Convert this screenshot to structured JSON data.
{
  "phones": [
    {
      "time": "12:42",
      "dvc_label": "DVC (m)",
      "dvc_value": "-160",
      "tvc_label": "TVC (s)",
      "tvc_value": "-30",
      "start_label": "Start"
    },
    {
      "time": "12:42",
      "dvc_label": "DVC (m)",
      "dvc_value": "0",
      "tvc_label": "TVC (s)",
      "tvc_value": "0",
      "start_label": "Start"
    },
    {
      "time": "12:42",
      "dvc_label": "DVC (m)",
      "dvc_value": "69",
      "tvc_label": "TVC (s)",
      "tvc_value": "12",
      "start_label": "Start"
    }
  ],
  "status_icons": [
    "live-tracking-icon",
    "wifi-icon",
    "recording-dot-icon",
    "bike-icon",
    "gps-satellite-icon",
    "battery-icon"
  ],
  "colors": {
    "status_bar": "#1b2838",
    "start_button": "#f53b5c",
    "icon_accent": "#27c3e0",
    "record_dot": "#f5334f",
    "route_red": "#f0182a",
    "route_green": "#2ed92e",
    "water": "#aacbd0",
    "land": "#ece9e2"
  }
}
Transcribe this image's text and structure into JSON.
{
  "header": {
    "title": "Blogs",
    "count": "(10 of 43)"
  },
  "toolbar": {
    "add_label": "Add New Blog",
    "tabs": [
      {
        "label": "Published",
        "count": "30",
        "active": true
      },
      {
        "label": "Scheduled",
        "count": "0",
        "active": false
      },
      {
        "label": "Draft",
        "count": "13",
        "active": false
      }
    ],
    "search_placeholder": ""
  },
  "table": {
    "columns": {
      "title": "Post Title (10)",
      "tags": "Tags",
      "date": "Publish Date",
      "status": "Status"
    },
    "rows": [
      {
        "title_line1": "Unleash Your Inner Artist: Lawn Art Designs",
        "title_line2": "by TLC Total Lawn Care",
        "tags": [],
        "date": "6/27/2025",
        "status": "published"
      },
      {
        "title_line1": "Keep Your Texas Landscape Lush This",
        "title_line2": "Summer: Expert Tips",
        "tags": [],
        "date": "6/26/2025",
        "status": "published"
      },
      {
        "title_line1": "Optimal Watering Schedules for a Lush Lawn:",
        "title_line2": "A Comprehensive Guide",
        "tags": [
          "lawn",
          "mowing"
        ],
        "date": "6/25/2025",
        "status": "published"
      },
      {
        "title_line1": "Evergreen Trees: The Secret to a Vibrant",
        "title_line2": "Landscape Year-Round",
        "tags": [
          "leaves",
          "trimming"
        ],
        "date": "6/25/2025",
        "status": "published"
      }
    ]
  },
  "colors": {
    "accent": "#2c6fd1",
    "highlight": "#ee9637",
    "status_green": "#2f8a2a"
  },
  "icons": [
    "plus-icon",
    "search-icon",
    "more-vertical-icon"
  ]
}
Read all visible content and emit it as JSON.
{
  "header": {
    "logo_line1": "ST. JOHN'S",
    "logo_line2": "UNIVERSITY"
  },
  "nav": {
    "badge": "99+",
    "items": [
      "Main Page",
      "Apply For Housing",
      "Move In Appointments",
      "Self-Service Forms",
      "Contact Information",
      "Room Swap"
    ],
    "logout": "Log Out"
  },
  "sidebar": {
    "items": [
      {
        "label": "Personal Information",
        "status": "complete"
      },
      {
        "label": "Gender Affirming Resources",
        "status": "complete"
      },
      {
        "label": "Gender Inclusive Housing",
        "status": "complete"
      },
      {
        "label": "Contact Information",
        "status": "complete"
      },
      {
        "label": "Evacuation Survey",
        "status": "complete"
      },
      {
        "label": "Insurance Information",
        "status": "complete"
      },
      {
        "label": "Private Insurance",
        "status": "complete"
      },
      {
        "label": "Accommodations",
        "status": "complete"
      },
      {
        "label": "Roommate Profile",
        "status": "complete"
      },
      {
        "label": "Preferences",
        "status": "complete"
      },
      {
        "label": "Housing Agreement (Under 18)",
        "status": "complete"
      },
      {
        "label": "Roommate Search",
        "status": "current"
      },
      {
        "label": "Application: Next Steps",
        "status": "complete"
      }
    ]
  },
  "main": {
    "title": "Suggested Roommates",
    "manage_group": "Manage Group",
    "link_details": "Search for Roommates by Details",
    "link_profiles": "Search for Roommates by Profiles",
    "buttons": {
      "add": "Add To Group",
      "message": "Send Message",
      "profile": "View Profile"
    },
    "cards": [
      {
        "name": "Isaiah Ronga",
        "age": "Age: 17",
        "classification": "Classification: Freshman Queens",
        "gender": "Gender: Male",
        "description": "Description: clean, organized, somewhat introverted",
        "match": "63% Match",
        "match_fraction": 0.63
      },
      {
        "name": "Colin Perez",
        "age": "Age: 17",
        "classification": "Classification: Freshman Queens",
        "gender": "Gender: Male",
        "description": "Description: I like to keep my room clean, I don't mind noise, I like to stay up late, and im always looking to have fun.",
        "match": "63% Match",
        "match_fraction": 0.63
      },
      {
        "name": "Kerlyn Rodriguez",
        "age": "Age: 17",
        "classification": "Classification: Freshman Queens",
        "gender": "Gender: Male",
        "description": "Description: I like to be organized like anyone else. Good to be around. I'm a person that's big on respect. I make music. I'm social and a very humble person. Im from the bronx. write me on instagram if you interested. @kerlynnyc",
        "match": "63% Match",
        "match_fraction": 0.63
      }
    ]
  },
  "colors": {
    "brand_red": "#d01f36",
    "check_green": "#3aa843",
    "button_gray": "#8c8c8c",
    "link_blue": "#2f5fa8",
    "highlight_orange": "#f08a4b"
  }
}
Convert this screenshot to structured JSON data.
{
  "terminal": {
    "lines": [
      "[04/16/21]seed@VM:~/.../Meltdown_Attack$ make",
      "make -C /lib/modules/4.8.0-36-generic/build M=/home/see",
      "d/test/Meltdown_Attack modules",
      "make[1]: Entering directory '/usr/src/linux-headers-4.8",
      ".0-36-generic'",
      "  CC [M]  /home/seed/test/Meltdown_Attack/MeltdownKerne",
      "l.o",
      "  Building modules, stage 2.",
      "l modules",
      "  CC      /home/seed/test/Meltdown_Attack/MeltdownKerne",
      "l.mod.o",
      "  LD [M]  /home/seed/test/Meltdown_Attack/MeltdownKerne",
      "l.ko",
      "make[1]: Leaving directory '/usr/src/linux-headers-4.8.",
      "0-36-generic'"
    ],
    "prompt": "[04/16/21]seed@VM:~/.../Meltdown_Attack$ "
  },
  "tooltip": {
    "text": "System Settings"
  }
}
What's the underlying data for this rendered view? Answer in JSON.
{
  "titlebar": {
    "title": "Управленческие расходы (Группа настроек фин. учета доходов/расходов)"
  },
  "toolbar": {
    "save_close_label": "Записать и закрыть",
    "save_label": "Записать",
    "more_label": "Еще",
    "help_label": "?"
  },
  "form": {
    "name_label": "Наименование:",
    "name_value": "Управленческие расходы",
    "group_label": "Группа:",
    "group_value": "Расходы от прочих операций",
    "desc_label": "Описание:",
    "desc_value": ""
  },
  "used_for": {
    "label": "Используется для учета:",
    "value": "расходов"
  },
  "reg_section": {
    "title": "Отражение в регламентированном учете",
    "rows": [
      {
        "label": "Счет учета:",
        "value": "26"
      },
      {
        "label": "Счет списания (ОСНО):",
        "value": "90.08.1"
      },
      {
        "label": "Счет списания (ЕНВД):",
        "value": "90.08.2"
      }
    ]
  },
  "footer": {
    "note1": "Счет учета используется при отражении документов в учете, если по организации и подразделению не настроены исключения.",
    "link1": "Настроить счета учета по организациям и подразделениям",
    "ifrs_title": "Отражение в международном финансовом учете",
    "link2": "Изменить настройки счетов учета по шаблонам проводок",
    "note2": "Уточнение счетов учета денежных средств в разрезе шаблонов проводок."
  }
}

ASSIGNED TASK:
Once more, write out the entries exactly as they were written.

OUTPUT FOR THIS EXERCISE:
Convert this screenshot to structured JSON data.
{
  "phones": [
    {
      "time": "12:42",
      "dvc_label": "DVC (m)",
      "dvc_value": "-160",
      "tvc_label": "TVC (s)",
      "tvc_value": "-30",
      "start_label": "Start"
    },
    {
      "time": "12:42",
      "dvc_label": "DVC (m)",
      "dvc_value": "0",
      "tvc_label": "TVC (s)",
      "tvc_value": "0",
      "start_label": "Start"
    },
    {
      "time": "12:42",
      "dvc_label": "DVC (m)",
      "dvc_value": "69",
      "tvc_label": "TVC (s)",
      "tvc_value": "12",
      "start_label": "Start"
    }
  ],
  "status_icons": [
    "live-tracking-icon",
    "wifi-icon",
    "recording-dot-icon",
    "bike-icon",
    "gps-satellite-icon",
    "battery-icon"
  ],
  "colors": {
    "status_bar": "#1b2838",
    "start_button": "#f53b5c",
    "icon_accent": "#27c3e0",
    "record_dot": "#f5334f",
    "route_red": "#f0182a",
    "route_green": "#2ed92e",
    "water": "#aacbd0",
    "land": "#ece9e2"
  }
}
Transcribe this image's text and structure into JSON.
{
  "header": {
    "title": "Blogs",
    "count": "(10 of 43)"
  },
  "toolbar": {
    "add_label": "Add New Blog",
    "tabs": [
      {
        "label": "Published",
        "count": "30",
        "active": true
      },
      {
        "label": "Scheduled",
        "count": "0",
        "active": false
      },
      {
        "label": "Draft",
        "count": "13",
        "active": false
      }
    ],
    "search_placeholder": ""
  },
  "table": {
    "columns": {
      "title": "Post Title (10)",
      "tags": "Tags",
      "date": "Publish Date",
      "status": "Status"
    },
    "rows": [
      {
        "title_line1": "Unleash Your Inner Artist: Lawn Art Designs",
        "title_line2": "by TLC Total Lawn Care",
        "tags": [],
        "date": "6/27/2025",
        "status": "published"
      },
      {
        "title_line1": "Keep Your Texas Landscape Lush This",
        "title_line2": "Summer: Expert Tips",
        "tags": [],
        "date": "6/26/2025",
        "status": "published"
      },
      {
        "title_line1": "Optimal Watering Schedules for a Lush Lawn:",
        "title_line2": "A Comprehensive Guide",
        "tags": [
          "lawn",
          "mowing"
        ],
        "date": "6/25/2025",
        "status": "published"
      },
      {
        "title_line1": "Evergreen Trees: The Secret to a Vibrant",
        "title_line2": "Landscape Year-Round",
        "tags": [
          "leaves",
          "trimming"
        ],
        "date": "6/25/2025",
        "status": "published"
      }
    ]
  },
  "colors": {
    "accent": "#2c6fd1",
    "highlight": "#ee9637",
    "status_green": "#2f8a2a"
  },
  "icons": [
    "plus-icon",
    "search-icon",
    "more-vertical-icon"
  ]
}
Read all visible content and emit it as JSON.
{
  "header": {
    "logo_line1": "ST. JOHN'S",
    "logo_line2": "UNIVERSITY"
  },
  "nav": {
    "badge": "99+",
    "items": [
      "Main Page",
      "Apply For Housing",
      "Move In Appointments",
      "Self-Service Forms",
      "Contact Information",
      "Room Swap"
    ],
    "logout": "Log Out"
  },
  "sidebar": {
    "items": [
      {
        "label": "Personal Information",
        "status": "complete"
      },
      {
        "label": "Gender Affirming Resources",
        "status": "complete"
      },
      {
        "label": "Gender Inclusive Housing",
        "status": "complete"
      },
      {
        "label": "Contact Information",
        "status": "complete"
      },
      {
        "label": "Evacuation Survey",
        "status": "complete"
      },
      {
        "label": "Insurance Information",
        "status": "complete"
      },
      {
        "label": "Private Insurance",
        "status": "complete"
      },
      {
        "label": "Accommodations",
        "status": "complete"
      },
      {
        "label": "Roommate Profile",
        "status": "complete"
      },
      {
        "label": "Preferences",
        "status": "complete"
      },
      {
        "label": "Housing Agreement (Under 18)",
        "status": "complete"
      },
      {
        "label": "Roommate Search",
        "status": "current"
      },
      {
        "label": "Application: Next Steps",
        "status": "complete"
      }
    ]
  },
  "main": {
    "title": "Suggested Roommates",
    "manage_group": "Manage Group",
    "link_details": "Search for Roommates by Details",
    "link_profiles": "Search for Roommates by Profiles",
    "buttons": {
      "add": "Add To Group",
      "message": "Send Message",
      "profile": "View Profile"
    },
    "cards": [
      {
        "name": "Isaiah Ronga",
        "age": "Age: 17",
        "classification": "Classification: Freshman Queens",
        "gender": "Gender: Male",
        "description": "Description: clean, organized, somewhat introverted",
        "match": "63% Match",
        "match_fraction": 0.63
      },
      {
        "name": "Colin Perez",
        "age": "Age: 17",
        "classification": "Classification: Freshman Queens",
        "gender": "Gender: Male",
        "description": "Description: I like to keep my room clean, I don't mind noise, I like to stay up late, and im always looking to have fun.",
        "match": "63% Match",
        "match_fraction": 0.63
      },
      {
        "name": "Kerlyn Rodriguez",
        "age": "Age: 17",
        "classification": "Classification: Freshman Queens",
        "gender": "Gender: Male",
        "description": "Description: I like to be organized like anyone else. Good to be around. I'm a person that's big on respect. I make music. I'm social and a very humble person. Im from the bronx. write me on instagram if you interested. @kerlynnyc",
        "match": "63% Match",
        "match_fraction": 0.63
      }
    ]
  },
  "colors": {
    "brand_red": "#d01f36",
    "check_green": "#3aa843",
    "button_gray": "#8c8c8c",
    "link_blue": "#2f5fa8",
    "highlight_orange": "#f08a4b"
  }
}
Convert this screenshot to structured JSON data.
{
  "terminal": {
    "lines": [
      "[04/16/21]seed@VM:~/.../Meltdown_Attack$ make",
      "make -C /lib/modules/4.8.0-36-generic/build M=/home/see",
      "d/test/Meltdown_Attack modules",
      "make[1]: Entering directory '/usr/src/linux-headers-4.8",
      ".0-36-generic'",
      "  CC [M]  /home/seed/test/Meltdown_Attack/MeltdownKerne",
      "l.o",
      "  Building modules, stage 2.",
      "l modules",
      "  CC      /home/seed/test/Meltdown_Attack/MeltdownKerne",
      "l.mod.o",
      "  LD [M]  /home/seed/test/Meltdown_Attack/MeltdownKerne",
      "l.ko",
      "make[1]: Leaving directory '/usr/src/linux-headers-4.8.",
      "0-36-generic'"
    ],
    "prompt": "[04/16/21]seed@VM:~/.../Meltdown_Attack$ "
  },
  "tooltip": {
    "text": "System Settings"
  }
}
What's the underlying data for this rendered view? Answer in JSON.
{
  "titlebar": {
    "title": "Управленческие расходы (Группа настроек фин. учета доходов/расходов)"
  },
  "toolbar": {
    "save_close_label": "Записать и закрыть",
    "save_label": "Записать",
    "more_label": "Еще",
    "help_label": "?"
  },
  "form": {
    "name_label": "Наименование:",
    "name_value": "Управленческие расходы",
    "group_label": "Группа:",
    "group_value": "Расходы от прочих операций",
    "desc_label": "Описание:",
    "desc_value": ""
  },
  "used_for": {
    "label": "Используется для учета:",
    "value": "расходов"
  },
  "reg_section": {
    "title": "Отражение в регламентированном учете",
    "rows": [
      {
        "label": "Счет учета:",
        "value": "26"
      },
      {
        "label": "Счет списания (ОСНО):",
        "value": "90.08.1"
      },
      {
        "label": "Счет списания (ЕНВД):",
        "value": "90.08.2"
      }
    ]
  },
  "footer": {
    "note1": "Счет учета используется при отражении документов в учете, если по организации и подразделению не настроены исключения.",
    "link1": "Настроить счета учета по организациям и подразделениям",
    "ifrs_title": "Отражение в международном финансовом учете",
    "link2": "Изменить настройки счетов учета по шаблонам проводок",
    "note2": "Уточнение счетов учета денежных средств в разрезе шаблонов проводок."
  }
}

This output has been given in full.